THE TASK ->
In full and without error, repeat the entries below.

[EXCERPTED DATA]

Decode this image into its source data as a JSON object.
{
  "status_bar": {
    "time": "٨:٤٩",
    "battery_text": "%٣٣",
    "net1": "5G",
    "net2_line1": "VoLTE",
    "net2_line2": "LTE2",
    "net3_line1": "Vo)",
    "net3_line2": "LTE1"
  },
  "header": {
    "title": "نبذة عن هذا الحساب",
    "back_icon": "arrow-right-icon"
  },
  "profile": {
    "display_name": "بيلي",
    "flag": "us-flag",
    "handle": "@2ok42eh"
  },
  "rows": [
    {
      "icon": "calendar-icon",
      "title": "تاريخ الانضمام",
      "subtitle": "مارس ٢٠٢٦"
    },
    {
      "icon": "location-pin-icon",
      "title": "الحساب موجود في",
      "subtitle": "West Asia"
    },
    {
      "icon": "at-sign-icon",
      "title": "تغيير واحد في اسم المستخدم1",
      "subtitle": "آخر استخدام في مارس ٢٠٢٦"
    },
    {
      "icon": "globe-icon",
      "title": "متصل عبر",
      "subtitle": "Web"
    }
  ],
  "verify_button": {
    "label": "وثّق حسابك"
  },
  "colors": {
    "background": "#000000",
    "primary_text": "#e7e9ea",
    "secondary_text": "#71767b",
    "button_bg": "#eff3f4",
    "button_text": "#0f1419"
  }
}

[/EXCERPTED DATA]

ANSWER SECTION ->
Decode this image into its source data as a JSON object.
{
  "status_bar": {
    "time": "٨:٤٩",
    "battery_text": "%٣٣",
    "net1": "5G",
    "net2_line1": "VoLTE",
    "net2_line2": "LTE2",
    "net3_line1": "Vo)",
    "net3_line2": "LTE1"
  },
  "header": {
    "title": "نبذة عن هذا الحساب",
    "back_icon": "arrow-right-icon"
  },
  "profile": {
    "display_name": "بيلي",
    "flag": "us-flag",
    "handle": "@2ok42eh"
  },
  "rows": [
    {
      "icon": "calendar-icon",
      "title": "تاريخ الانضمام",
      "subtitle": "مارس ٢٠٢٦"
    },
    {
      "icon": "location-pin-icon",
      "title": "الحساب موجود في",
      "subtitle": "West Asia"
    },
    {
      "icon": "at-sign-icon",
      "title": "تغيير واحد في اسم المستخدم1",
      "subtitle": "آخر استخدام في مارس ٢٠٢٦"
    },
    {
      "icon": "globe-icon",
      "title": "متصل عبر",
      "subtitle": "Web"
    }
  ],
  "verify_button": {
    "label": "وثّق حسابك"
  },
  "colors": {
    "background": "#000000",
    "primary_text": "#e7e9ea",
    "secondary_text": "#71767b",
    "button_bg": "#eff3f4",
    "button_text": "#0f1419"
  }
}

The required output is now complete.